Normally, in Colorado, I can't be in a moving car with the window even cracked.  Here, I've been able to abandon my goggles and be out in the back of a pickup truck with what I would have to call "mild discomfort" that quickly settles after we stop.

That part ... has been amazing.

Of course, the underlying "accommodative and ocular alignment" issues, there since birth, are still there.  I'm significantly limited, and definitely getting too darned old to be in perpetual motion -- a lesson I learned in the marathon 2007 Europe trip.

During down time, Don reads endlessly on his Kindle, which holds an enormous number of books, many of which would be of interest to me.

I think -- when we hit the City -- I may have to revisit the issue of audio books on MP3, a gizmo to play them, and supraauricular (over the ear) headphones.  I have odd-shaped ear canals, or whatever, and ear buds don't stay in them.  Ever.

So ... downtime is tough for me, even when we have 99 channels of Spanish TV to frustrate and bore us ;-)  There simply ... isn't much that I can do, leaving me stuck with the question of ... what could I DO, even if I believed I'd be in significantly less pain living in this kind of environment.

And sleep ... is still a very elusive thing.  I've tried all the combinations of Ambien, Clonazepam, herbal tea, and Benadryl, but ... I'm still hoping it just gets better the longer I'm on the proverbial road.

I packed just right.  Yeah.  I really did.  Nothing superfluous, and forgot nothing.  Donald was genuinely impressed with what I DID and did NOT bring.  He really didn't know that this was NOT my first rodeo.  Feeling pret-ty proud of that ;-)

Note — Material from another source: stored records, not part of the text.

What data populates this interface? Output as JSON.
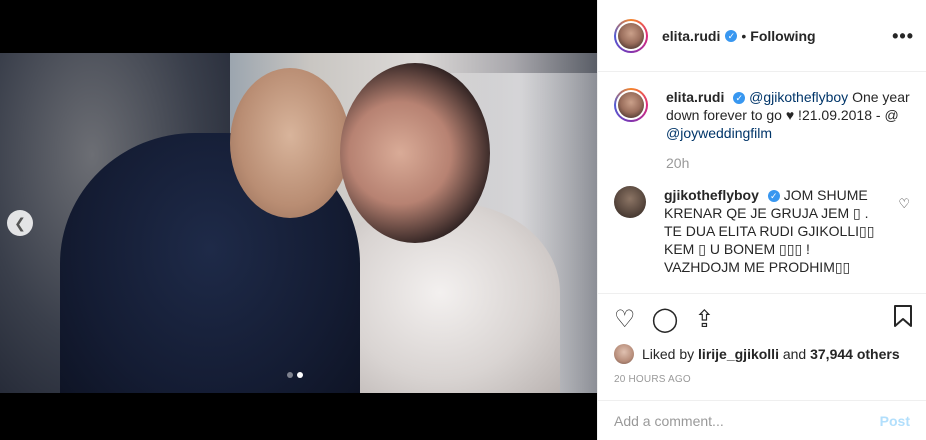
{
  "post": {
    "author": "elita.rudi",
    "following_label": "Following",
    "more_label": "•••",
    "caption_mention_1": "@gjikotheflyboy",
    "caption_text": "One year down forever to go ♥ !21.09.2018 - @",
    "caption_mention_2": "@joyweddingfilm",
    "time_ago": "20h",
    "carousel": {
      "total": 2,
      "active": 2
    }
  },
  "comment": {
    "author": "gjikotheflyboy",
    "text": "JOM SHUME KRENAR QE JE GRUJA JEM ▯ . TE DUA ELITA RUDI GJIKOLLI▯▯ KEM ▯ U BONEM ▯▯▯ ! VAZHDOJM ME PRODHIM▯▯"
  },
  "likes": {
    "prefix": "Liked by",
    "user": "lirije_gjikolli",
    "suffix": "and",
    "others": "37,944 others"
  },
  "posted_label": "20 HOURS AGO",
  "add_comment": {
    "placeholder": "Add a comment...",
    "post_label": "Post"
  },
  "icons": {
    "verified": "verified-icon",
    "heart": "heart-icon",
    "comment": "comment-icon",
    "share": "share-icon",
    "save": "bookmark-icon",
    "prev": "chevron-left-icon"
  },
  "colors": {
    "verified": "#3897f0",
    "link": "#003569",
    "post_disabled": "#b2dffc"
  }
}
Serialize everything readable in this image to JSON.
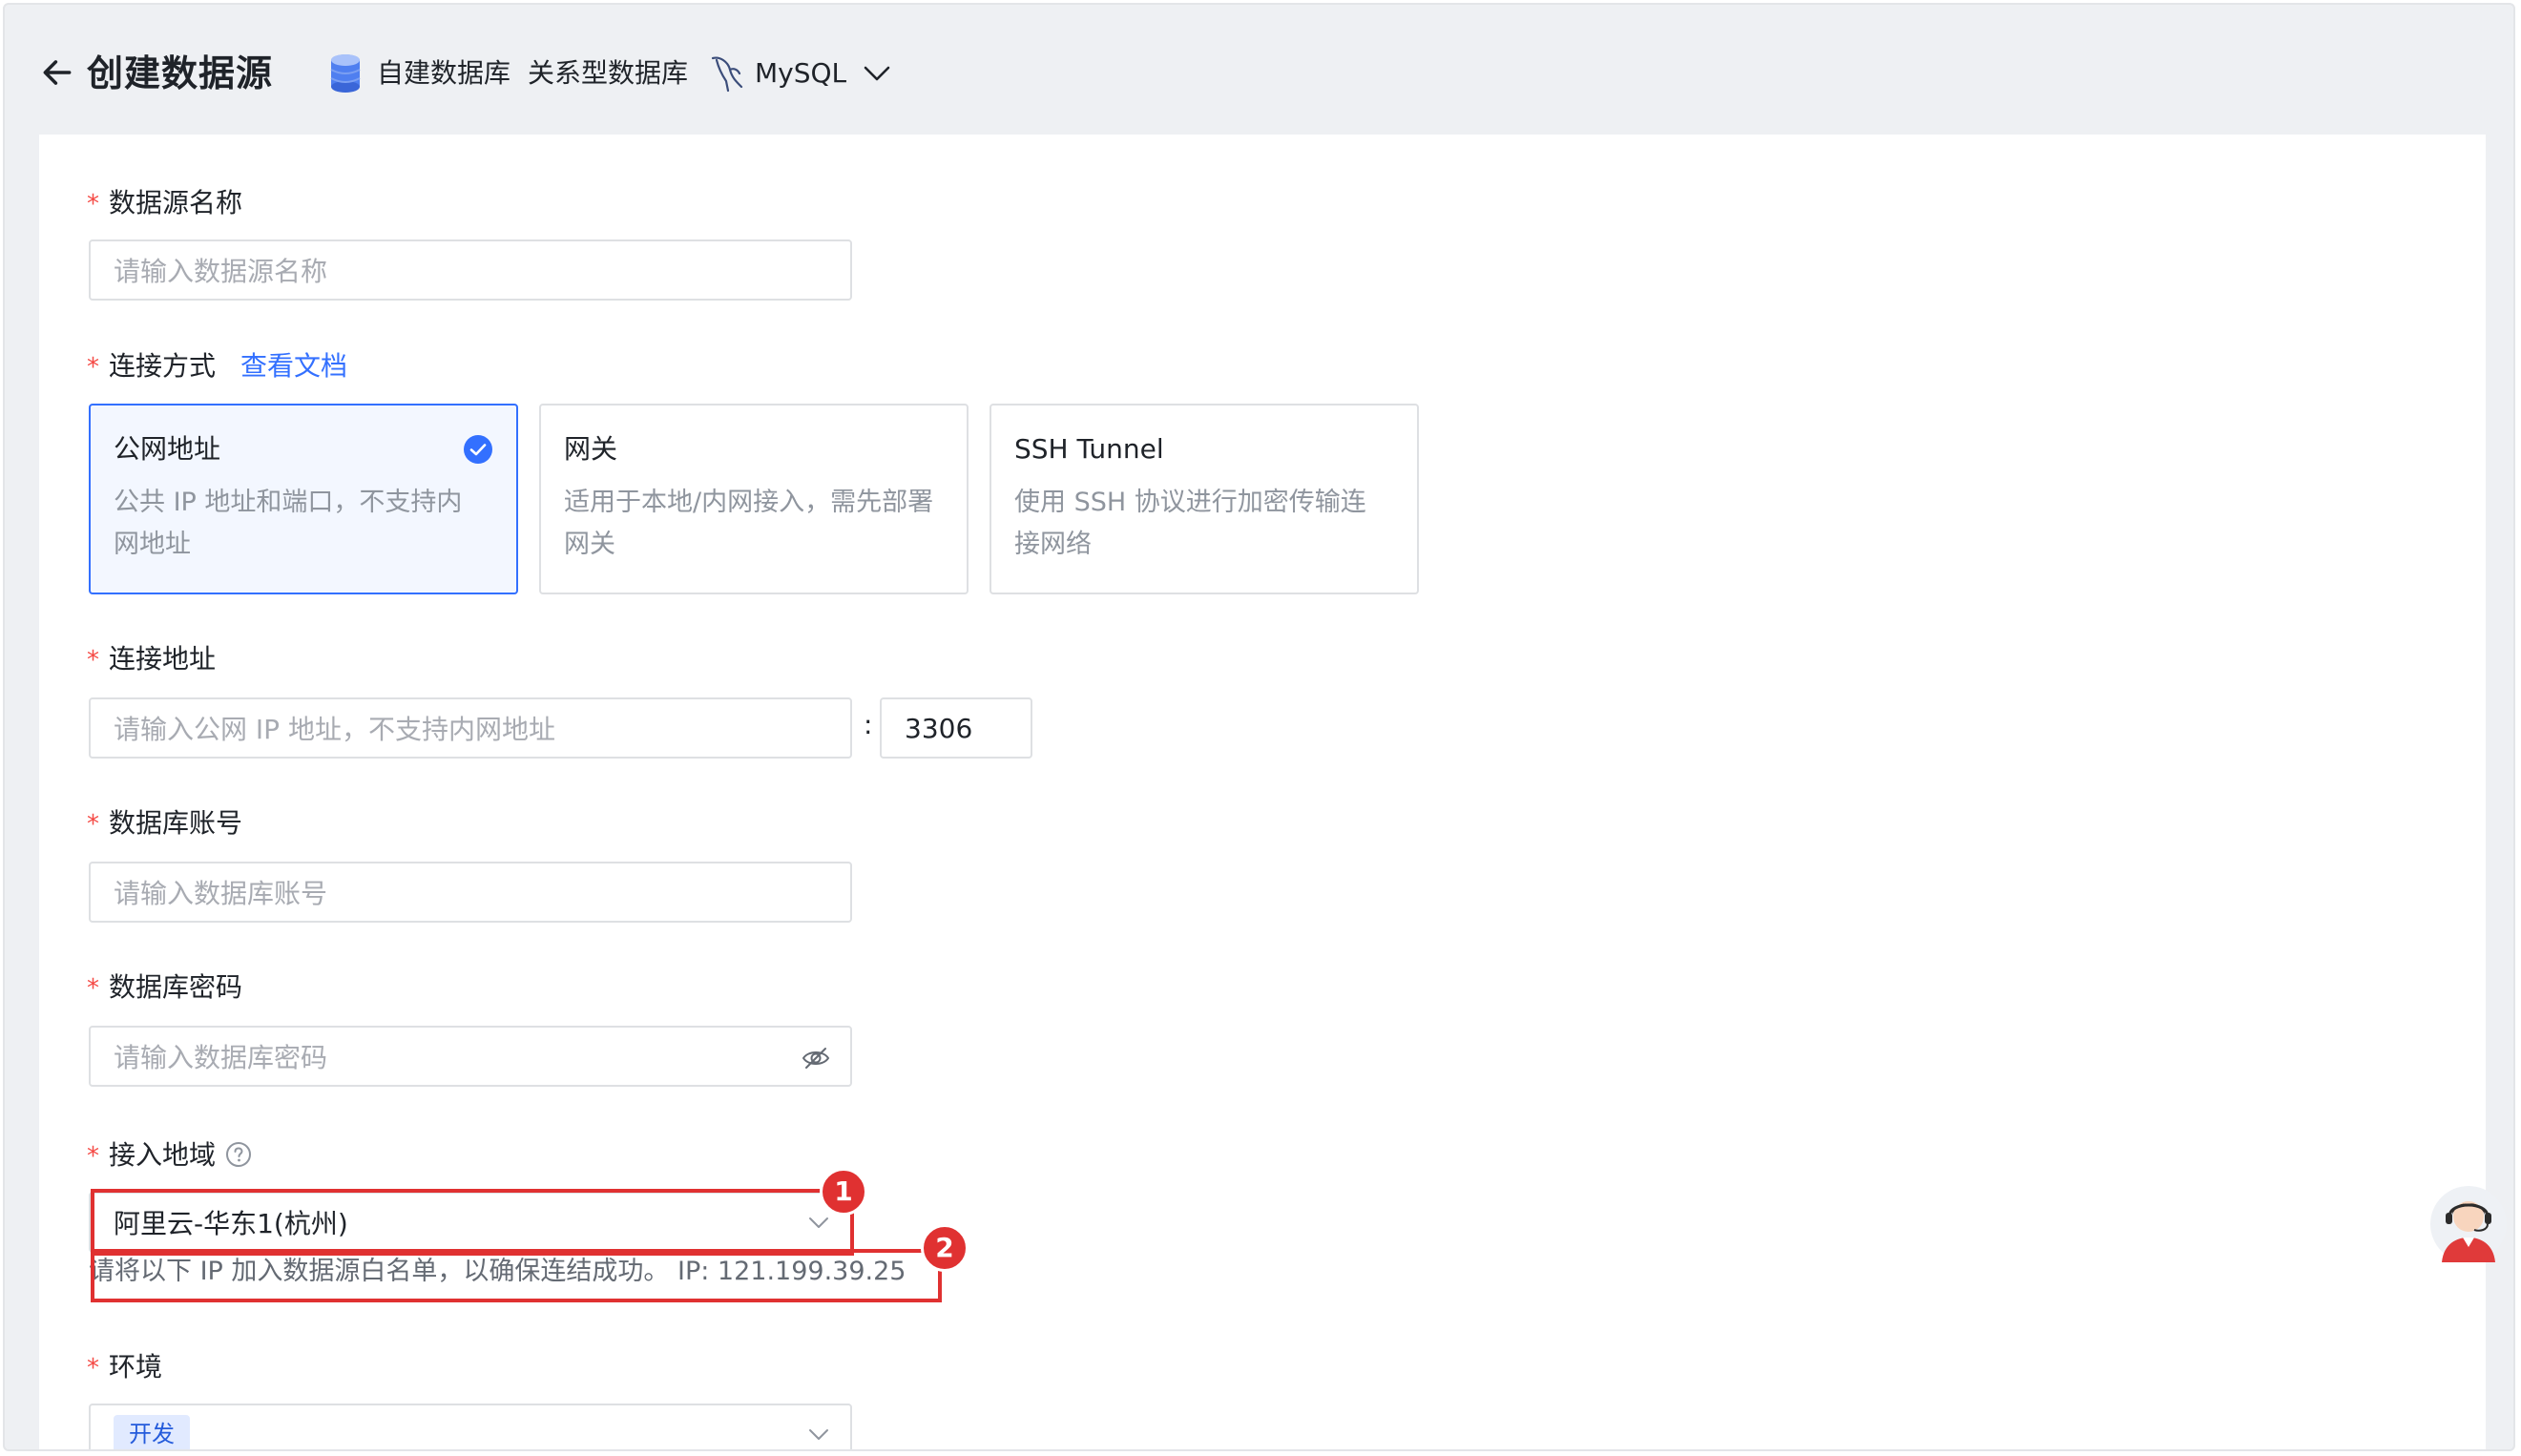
{
  "header": {
    "title": "创建数据源",
    "breadcrumbs": [
      "自建数据库",
      "关系型数据库",
      "MySQL"
    ],
    "icons": [
      "back-arrow-icon",
      "database-icon",
      "mysql-dolphin-icon",
      "chevron-down-icon"
    ]
  },
  "form": {
    "name": {
      "label": "数据源名称",
      "placeholder": "请输入数据源名称"
    },
    "connection": {
      "label": "连接方式",
      "doc_link": "查看文档",
      "options": [
        {
          "title": "公网地址",
          "desc": "公共 IP 地址和端口，不支持内网地址",
          "selected": true
        },
        {
          "title": "网关",
          "desc": "适用于本地/内网接入，需先部署网关",
          "selected": false
        },
        {
          "title": "SSH Tunnel",
          "desc": "使用 SSH 协议进行加密传输连接网络",
          "selected": false
        }
      ]
    },
    "address": {
      "label": "连接地址",
      "placeholder": "请输入公网 IP 地址，不支持内网地址",
      "port_separator": ":",
      "port": "3306"
    },
    "account": {
      "label": "数据库账号",
      "placeholder": "请输入数据库账号"
    },
    "password": {
      "label": "数据库密码",
      "placeholder": "请输入数据库密码"
    },
    "region": {
      "label": "接入地域",
      "value": "阿里云-华东1(杭州)",
      "hint": "请将以下 IP 加入数据源白名单，以确保连结成功。 IP: 121.199.39.25"
    },
    "environment": {
      "label": "环境",
      "value": "开发"
    },
    "required_mark": "*"
  },
  "annotations": {
    "badge_1": "1",
    "badge_2": "2",
    "color": "#e03131"
  },
  "colors": {
    "accent": "#3370ff",
    "required": "#f54a45",
    "border": "#dee0e3"
  }
}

My Spanish is functional, too.  Not much more, but ... functional is pretty darned good !

Today, I got a haircut (USD$1.00), used the internet for half an hour (USD$0.20), and ate wonderful Mexican food (!) -- USD$1.90 for a HUGE veggie burrito and a Coke.

Yeah.  It's pretty cheap here.

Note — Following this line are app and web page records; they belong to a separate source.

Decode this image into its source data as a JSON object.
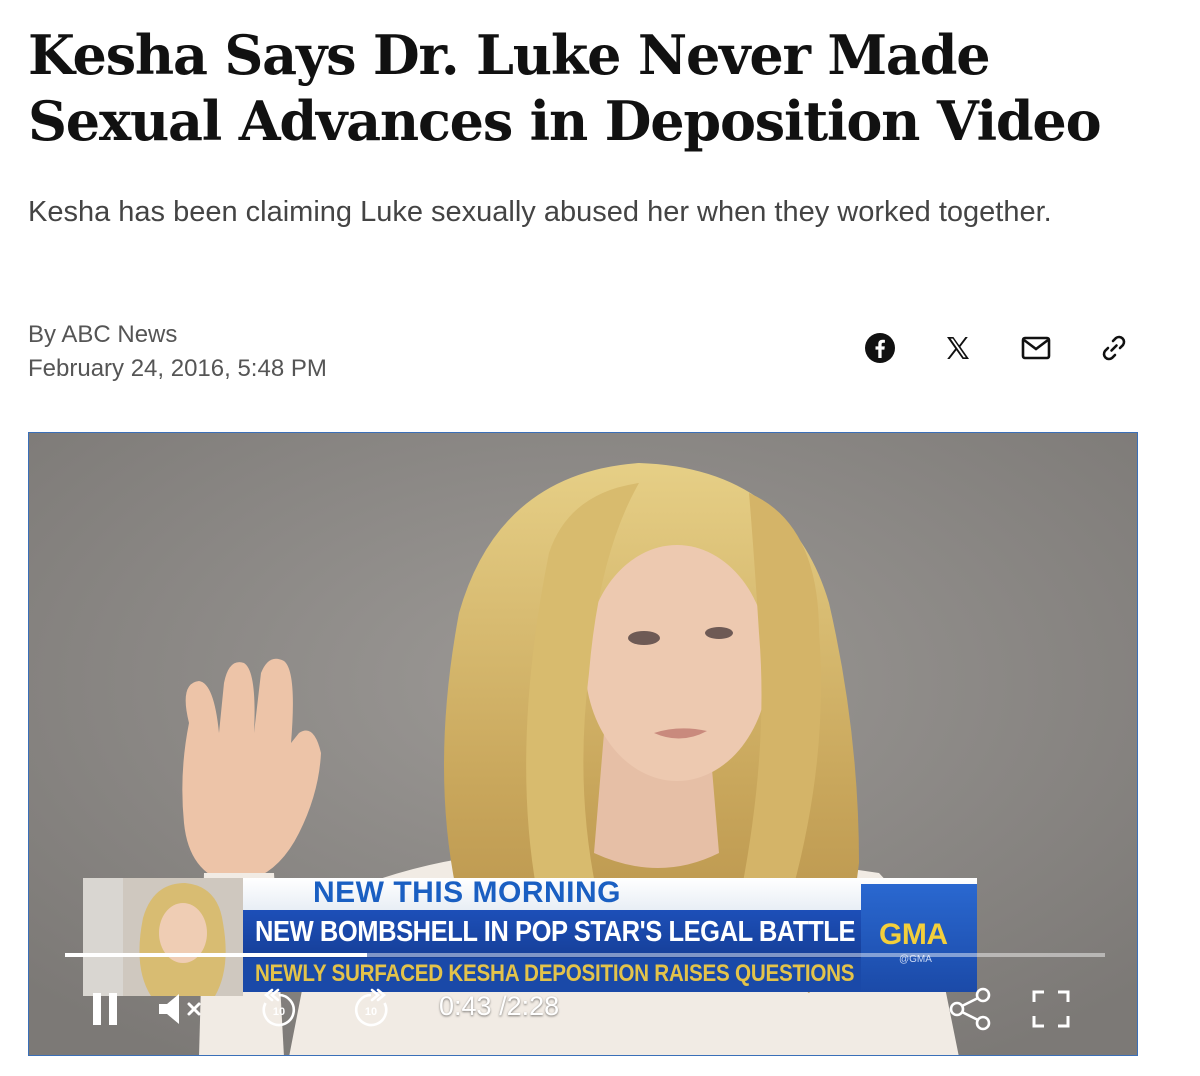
{
  "article": {
    "headline": "Kesha Says Dr. Luke Never Made Sexual Advances in Deposition Video",
    "dek": "Kesha has been claiming Luke sexually abused her when they worked together.",
    "byline": "By ABC News",
    "date": "February 24, 2016, 5:48 PM"
  },
  "share": {
    "icons": [
      "facebook-icon",
      "x-icon",
      "mail-icon",
      "link-icon"
    ]
  },
  "video": {
    "lower_third": {
      "top_line": "NEW THIS MORNING",
      "main_line": "NEW BOMBSHELL IN POP STAR'S LEGAL BATTLE",
      "sub_line": "NEWLY SURFACED KESHA DEPOSITION RAISES QUESTIONS",
      "network": "GMA",
      "handle": "@GMA"
    },
    "player": {
      "current_time": "0:43",
      "duration": "/2:28",
      "progress": 0.29,
      "skip_back": "10",
      "skip_forward": "10"
    },
    "colors": {
      "accent_blue": "#1a49a8",
      "accent_yellow": "#e3c34a"
    }
  }
}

Tomorrow, we head out, bound for the gringo trail.  The buses from here really only go up into the mountains or down to HueHuetenango (don't you love that name ?).

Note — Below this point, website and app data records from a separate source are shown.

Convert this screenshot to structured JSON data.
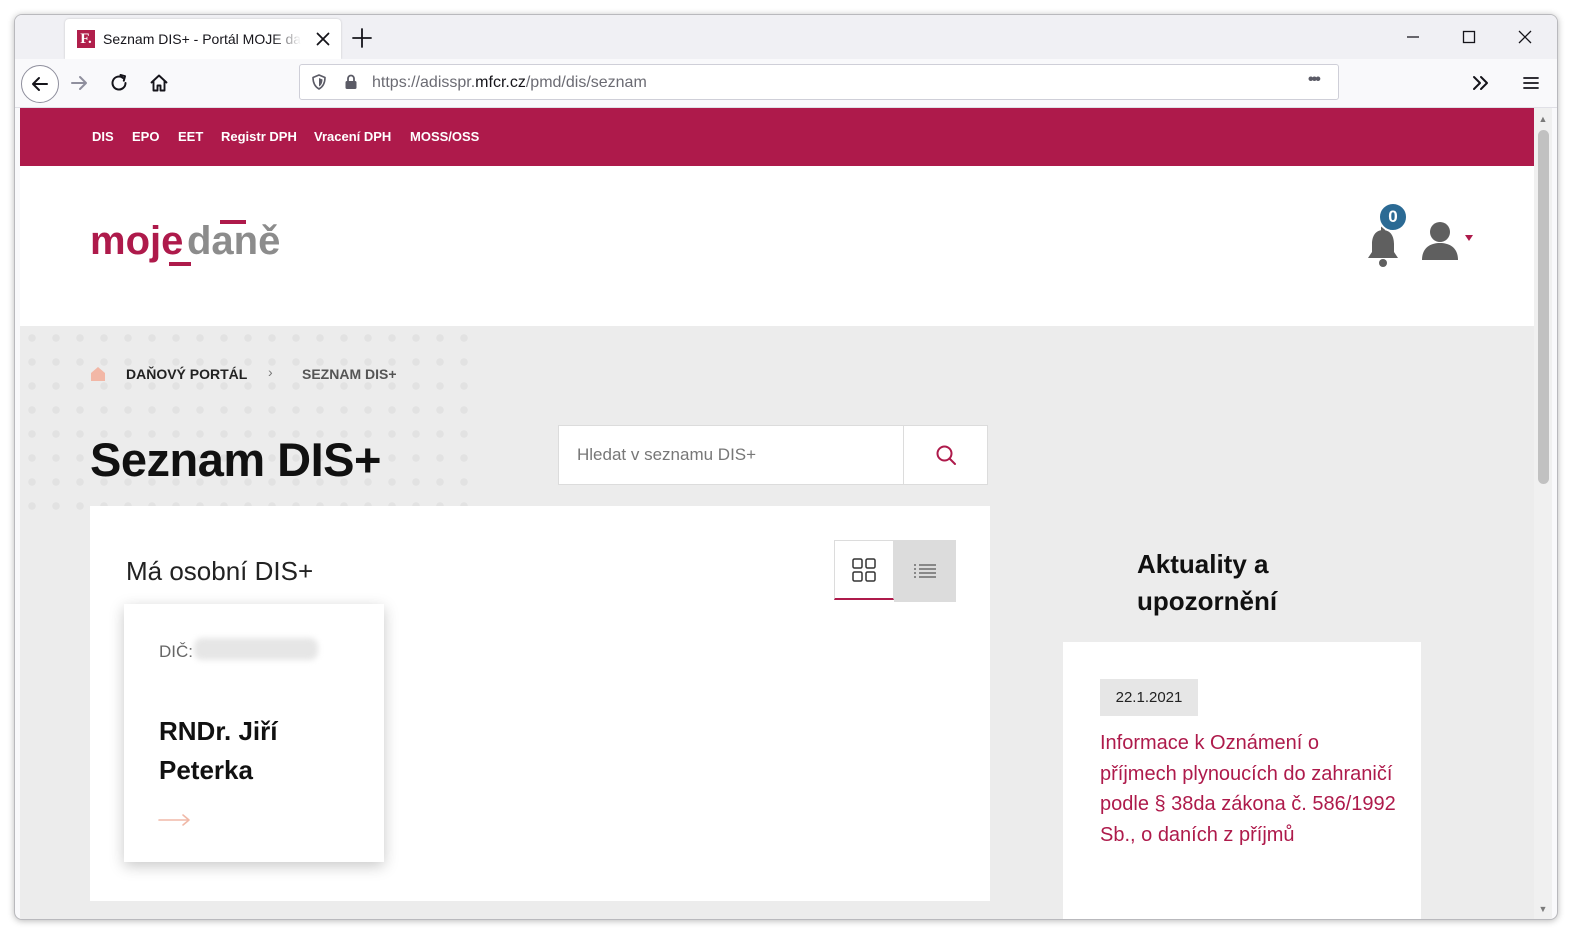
{
  "browser": {
    "tab_title": "Seznam DIS+ - Portál MOJE daně",
    "favicon_letter": "F.",
    "url_prefix": "https://adisspr.",
    "url_host": "mfcr.cz",
    "url_path": "/pmd/dis/seznam",
    "page_actions": "•••"
  },
  "colors": {
    "brand": "#ae1a4b",
    "badge": "#2b6a94",
    "logo_grey": "#8c8c8c"
  },
  "topnav": {
    "items": [
      "DIS",
      "EPO",
      "EET",
      "Registr DPH",
      "Vracení DPH",
      "MOSS/OSS"
    ]
  },
  "header": {
    "logo_part1": "moje",
    "logo_part2": "daně",
    "notifications_count": "0"
  },
  "breadcrumb": {
    "home": "Daňový portál",
    "separator": "›",
    "current": "Seznam DIS+"
  },
  "page": {
    "title": "Seznam DIS+",
    "search_placeholder": "Hledat v seznamu DIS+"
  },
  "panel": {
    "title": "Má osobní DIS+",
    "card": {
      "dic_label": "DIČ:",
      "name": "RNDr. Jiří Peterka"
    }
  },
  "aktuality": {
    "title": "Aktuality a upozornění",
    "news": [
      {
        "date": "22.1.2021",
        "text": "Informace k Oznámení o příjmech plynoucích do zahraničí podle § 38da zákona č. 586/1992 Sb., o daních z příjmů"
      }
    ]
  }
}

We came here through HueHue.  We'll go back through there, too.  We'll probably spend two days there (it's not a particularly exciting town), and then head toward Quetzaltenango (ibid), Chichicastenango (ibid), Panajachel, and .... my beloved (eh.  I vaguely remember it from 20yrs ago) Antigua.

Thence, most likely to Livingston (check it out), Belize, and Honduras.

And we've found stops and places to visit, in the guide book.  Very cool places to visit, actually.

I loved Guatemala, before.  I love it still.  It's also a more beautiful country, visually, then I remember.  Just ... extraordinary.

Stay tuned.

7:37 PM 4/12/2013 - After another day spent in Barillas (er ... Donald's stomach was problematic), we spent 7+ hours on a microbus, today, heading for HueHuetenango.

Where we are, now ... at a lovely hotel called Zaculeu.

Tomorrow, we'll take a 90 minute microbus ride to Quetzaltenango.

Today ... we're tired ;-)